Have \(O(b^3)\) work for \(O(b^2)\) memory references!

Data alignment and vectorization

  • Vector load/stores faster if aligned (start at memory addresses that are multiples of 64 or 256)

  • Can ask for aligned blocks of memory from allocator

  • Then want aligned offsets into aligned blocks

  • Have to help compiler recognize aligned pointers!

Data alignment and cache contention

Issue: What if strided access causes conflict misses?

  • Example: Walk across row of col-major matrix

  • Example: Parallel arrays of large-power-of-2 size

Not the most common problem, but one to watch for.

Structure layouts

  • Want \(b\)-byte types on \(b\)-byte memory boundaries

  • Compiler may pad structures to enforce this

  • Arrange structure fields in decreasing size order

SoA vs AoS

// Struct of Arrays (parallel arrays)
typedef struct {
    double* x;
    double* y;
} aos_points_t;

// Array of Structs
typedef struct {
    double x;
    double y;
} point_t;
typedef point_t* soa_points_t;

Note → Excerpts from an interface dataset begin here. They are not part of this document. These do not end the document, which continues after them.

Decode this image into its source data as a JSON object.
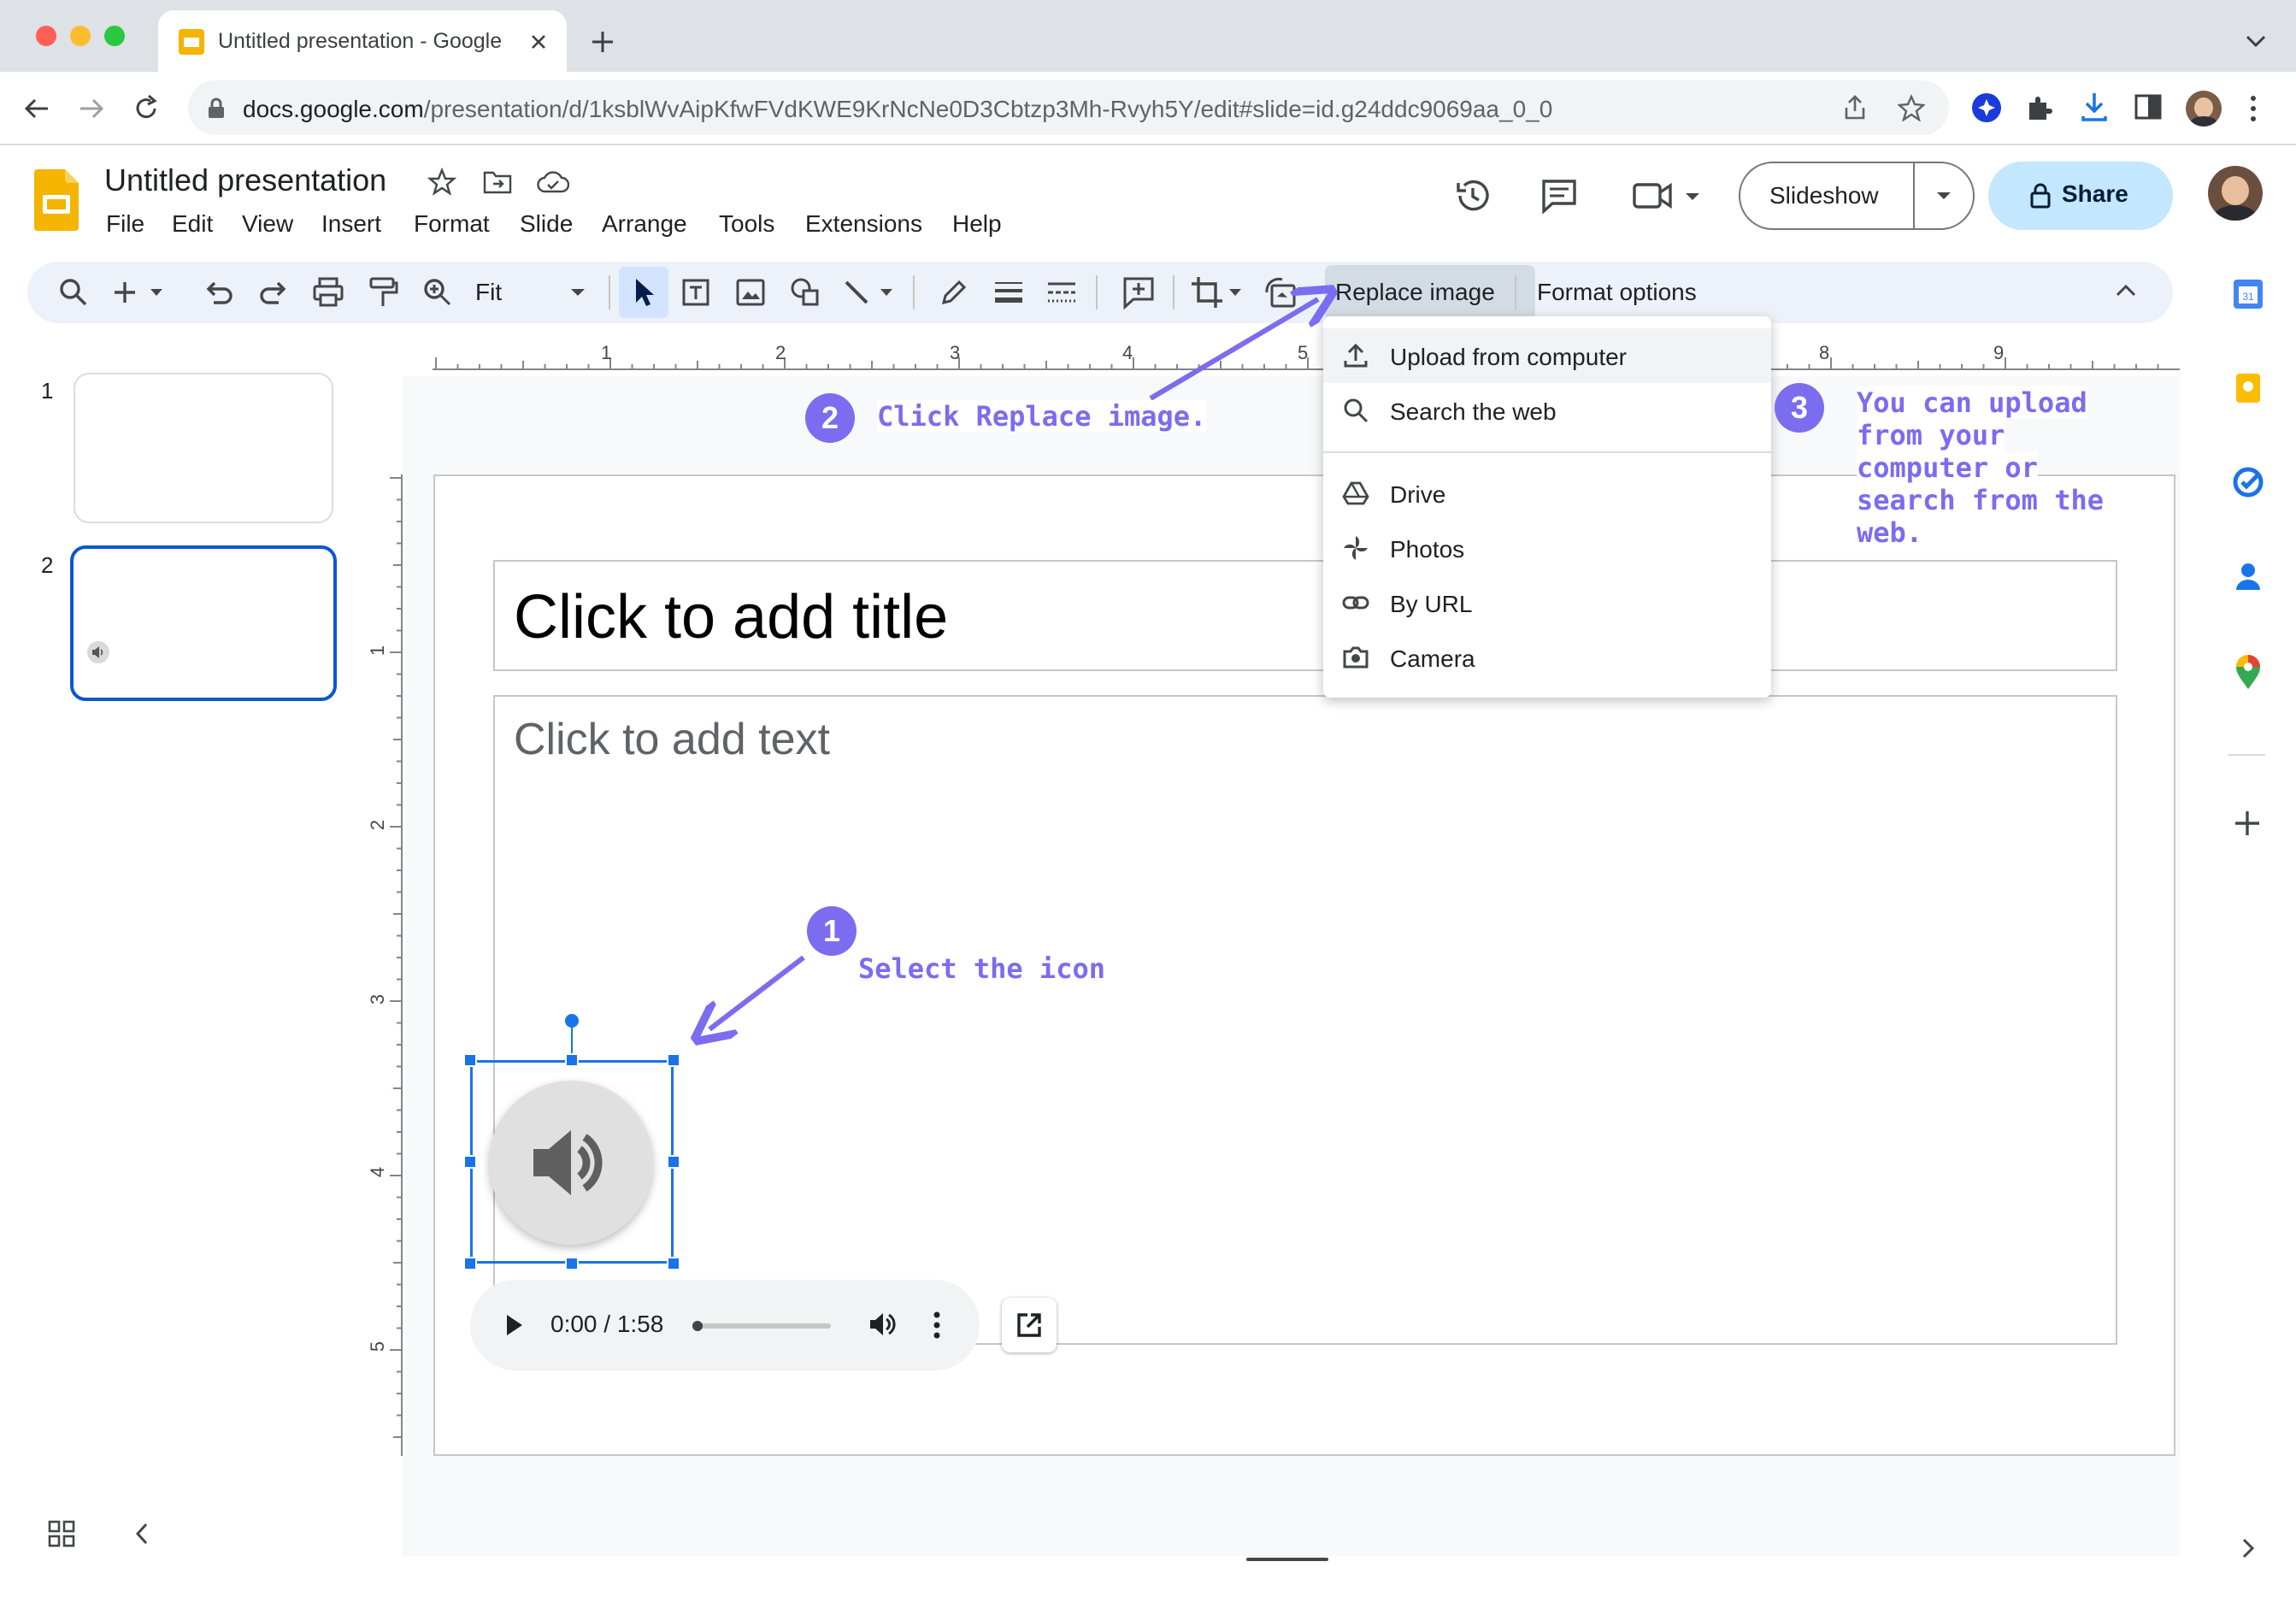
{
  "browser": {
    "tab_title": "Untitled presentation - Google Slides",
    "url_host": "docs.google.com",
    "url_path": "/presentation/d/1ksblWvAipKfwFVdKWE9KrNcNe0D3Cbtzp3Mh-Rvyh5Y/edit#slide=id.g24ddc9069aa_0_0",
    "traffic_light_colors": [
      "#ff5f57",
      "#febc2e",
      "#28c840"
    ]
  },
  "doc": {
    "title": "Untitled presentation",
    "menus": [
      "File",
      "Edit",
      "View",
      "Insert",
      "Format",
      "Slide",
      "Arrange",
      "Tools",
      "Extensions",
      "Help"
    ],
    "slideshow_label": "Slideshow",
    "share_label": "Share"
  },
  "toolbar": {
    "zoom": "Fit",
    "replace_image_label": "Replace image",
    "format_options_label": "Format options"
  },
  "filmstrip": {
    "slides": [
      "1",
      "2"
    ],
    "selected": "2"
  },
  "slide": {
    "title_placeholder": "Click to add title",
    "body_placeholder": "Click to add text"
  },
  "replace_menu": {
    "items": [
      "Upload from computer",
      "Search the web",
      "Drive",
      "Photos",
      "By URL",
      "Camera"
    ],
    "icons": [
      "upload-icon",
      "search-icon",
      "drive-icon",
      "photos-icon",
      "link-icon",
      "camera-icon"
    ]
  },
  "annotations": {
    "step1_number": "1",
    "step1_text": "Select the icon",
    "step2_number": "2",
    "step2_text": "Click Replace image.",
    "step3_number": "3",
    "step3_lines": [
      "You can upload",
      "from your",
      "computer or",
      "search from the",
      "web."
    ],
    "accent_color": "#7b6cf0"
  },
  "audio_player": {
    "time": "0:00 / 1:58",
    "progress": 0.0
  },
  "ruler": {
    "horizontal_labels": [
      "1",
      "2",
      "3",
      "4",
      "5",
      "8",
      "9"
    ],
    "vertical_labels": [
      "1",
      "2",
      "3",
      "4",
      "5"
    ]
  }
}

SoA vs AoS

SoA: Structure of Arrays

  • Friendly to vectorization

  • Poor locality to access all of one item

  • Awkward for lots of libraries and programs

SoA vs AoS

AoS: Array of Structs

  • Naturally supported default

  • Not very SIMD-friendly

SoA vs AoS

Possible to combine the two...

Copy optimizations

Copy between formats to accelerate, e.g.

  • Copy piece of AoS to SoA format

  • Perform vector operations on SoA data

  • Copy back out

Performance gains > copy costs?
Plays great with tiling!

For the control freak

Can get (some) programmer control over

  • Pre-fetching

  • Uncached memory stores

But usually best left to compiler / HW.